Not every dish at Cleopatra is as consistently excellent as you'll find at many Dearborn restaurants. But there are three compelling reasons to go to Cleopatra for Middle Eastern food: You want wine or beer with your dinner; you're on the east side; you seek lamb. And a fourth bonus, too: You can try out some Egyptian dishes and see how they differ from your Lebanese standbys.
Owners Sam Tobia and Farag Wassef are Egyptian, as are their cooks. They are Coptic Christians, which explains the Madonna-and-child icon on the wall, as well as the beer and wine. The affordable and drinkable wines are from California and Greece (no retsina) and the $4.50 beers are from Greece (Mythos, a lager) and Lebanon (Almaza, a pilsner).
Many Middle Eastern restaurants have all but forsaken traditional lamb for cheaper beef, but Cleopatra uses lamb even to grind up and stuff grape leaves with.
Asked why he and Tobia had opted to stick with lamb, Wassef would say only, "It tastes good," and noted that customers may specify the degree of done-ness desired. All meats are grilled, and there is some beef for those who prefer it.
The long menu includes all the familiar Middle Eastern dishes: shawarma, falafel, fattoush, tabbouleh, hummus, baba, mujadara, shishes, kaftas, plus seafood, smoothies, and raw juices. I found the smoky, creamy baba ghanoush far superior to an overly lemony hummus. My companion found his falafel too dry, and none of the soups — lentil, vegetable nor lamb "chili" — were very spicy.
But these shortcomings were made up for in other dishes. The automatically proffered toum garlic dip that starts the meal was reliably pungent and smooth. A house-made "Mediterranean salsa" of tomato and cilantro was the other welcome dip for an inexhaustible supply of perfect hollow pita rolls, hot from the arched red-brick oven that's visible to diners (Cleopatra was once a pizza place). It was hard not to fill up on this trio of goodies while waiting for the acknowledged main courses.
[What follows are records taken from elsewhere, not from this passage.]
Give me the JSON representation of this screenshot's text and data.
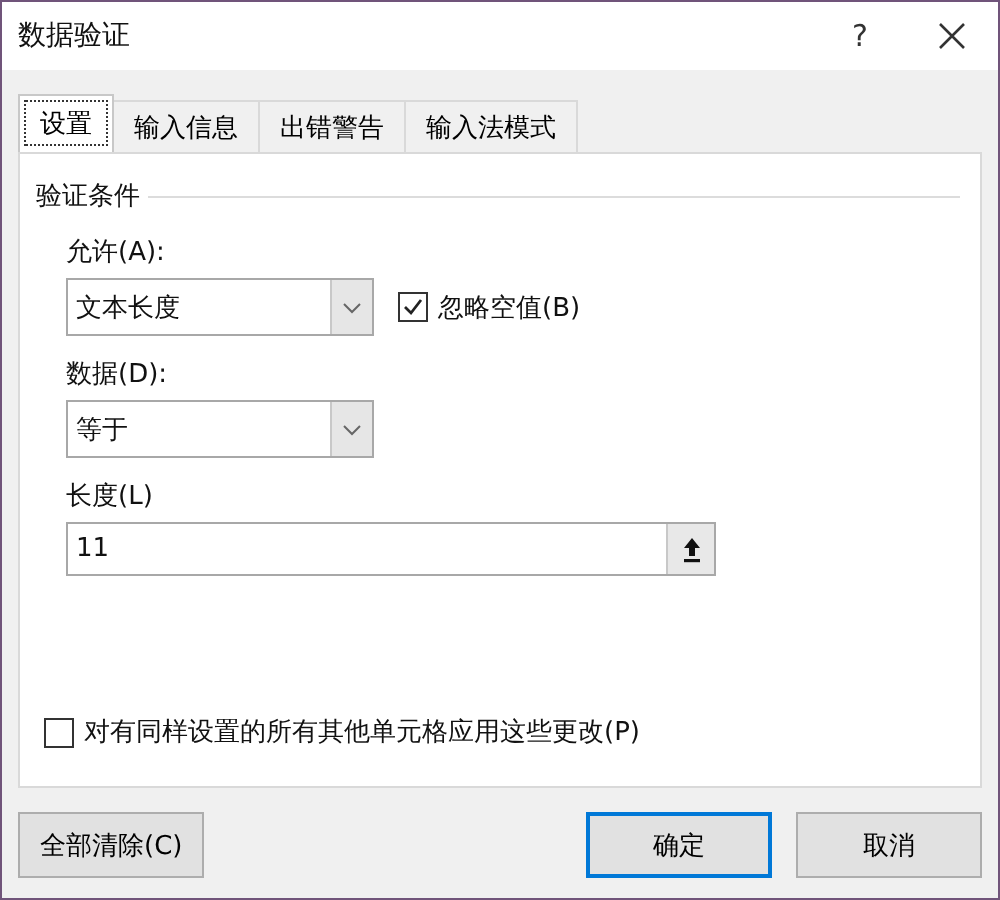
{
  "window": {
    "title": "数据验证",
    "help": "?"
  },
  "tabs": [
    {
      "label": "设置",
      "selected": true
    },
    {
      "label": "输入信息",
      "selected": false
    },
    {
      "label": "出错警告",
      "selected": false
    },
    {
      "label": "输入法模式",
      "selected": false
    }
  ],
  "section_title": "验证条件",
  "allow": {
    "label": "允许(A):",
    "value": "文本长度"
  },
  "ignore_blank": {
    "label": "忽略空值(B)",
    "checked": true
  },
  "data": {
    "label": "数据(D):",
    "value": "等于"
  },
  "length": {
    "label": "长度(L)",
    "value": "11"
  },
  "apply_all": {
    "label": "对有同样设置的所有其他单元格应用这些更改(P)",
    "checked": false
  },
  "buttons": [
    {
      "label": "全部清除(C)",
      "default": false
    },
    {
      "label": "确定",
      "default": true
    },
    {
      "label": "取消",
      "default": false
    }
  ]
}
Of these, one of the more expensive, but well worth it, is lamb chops: lamb at its succulent best, very lightly charred without and faintly pink within.
Baked kibbeh involves sautéeing lamb and onions with spices, combining cracked wheat with whatever your recipe calls for, and then making layers of the two components and baking them casserole-style. So many comfort-food dishes are labor-intensive for the cook; this Egyptian labor of love produces a hearty, filling assemblage that's mild but somewhat piquant. It takes home well, too. (Cleopatra does an active carryout business.)
Kibbeh also comes fried, as part of a lamb combo that includes kafta, pies, and stuffed grape leaves.
Among all the familiar Middle Eastern dishes on the menu, a couple are labeled Egyptian; I haven't seen them elsewhere. I declined koshary, which involves both pasta and rice as well as lentils. Mahshi turned out to be a pepper, two zucchini, and an eggplant, each stuffed with lamb, rice, and onions, far tastier than the standard American stuffed vegetable.
Cleopatra serves special breakfasts on weekends from 10 a.m. to 2 p.m. One is falafel; another is a simple zaatar and olive oil on bread. We tried scrambled eggs with sojok, the Middle Eastern sausage; the spicy rounds are incorporated into a big plate of eggs.
More interesting was fool moudmas; our waitress claimed, "The Egyptians use it to keep going all day long." I loved this dish, served with a little side of olives, and thought I could detect allspice, though the menu lists only parsley, cilantro, cumin, coriander, garlic, paprika, and lemon juice. It's firm fava beans with tomatoes and onions, cooked in olive oil — simple-sounding but complex-tasting. The occasional charred onion lends a tiny touch of sweetness. It's especially good piled inside a round pita roll and is listed as just foul on the weekday appetizers menu, so you don't have to restrict it to breakfast.
I went out of my comfort zone to order a healthy drink, and regretted it. "The Cobra" consists of juice from carrots, oranges, apples, beets, and radishes; it tastes like radishes and grass. More appealing ones are available, even lemonade. You won't catch me with a "Power Mix," which repeats the radish sin along with spinach and celery.
The small Cleopatra space is decorated with King Tut figurines, far more of him than icons of the goddess-queen. The tiled counter is inlaid with scenes from the ancient tombs. You won't think you're in Lebanon.
The owners plan to open a second, larger Cleopatra at 23 Mile Road and Gratiot Avenue later this spring, with a full bar.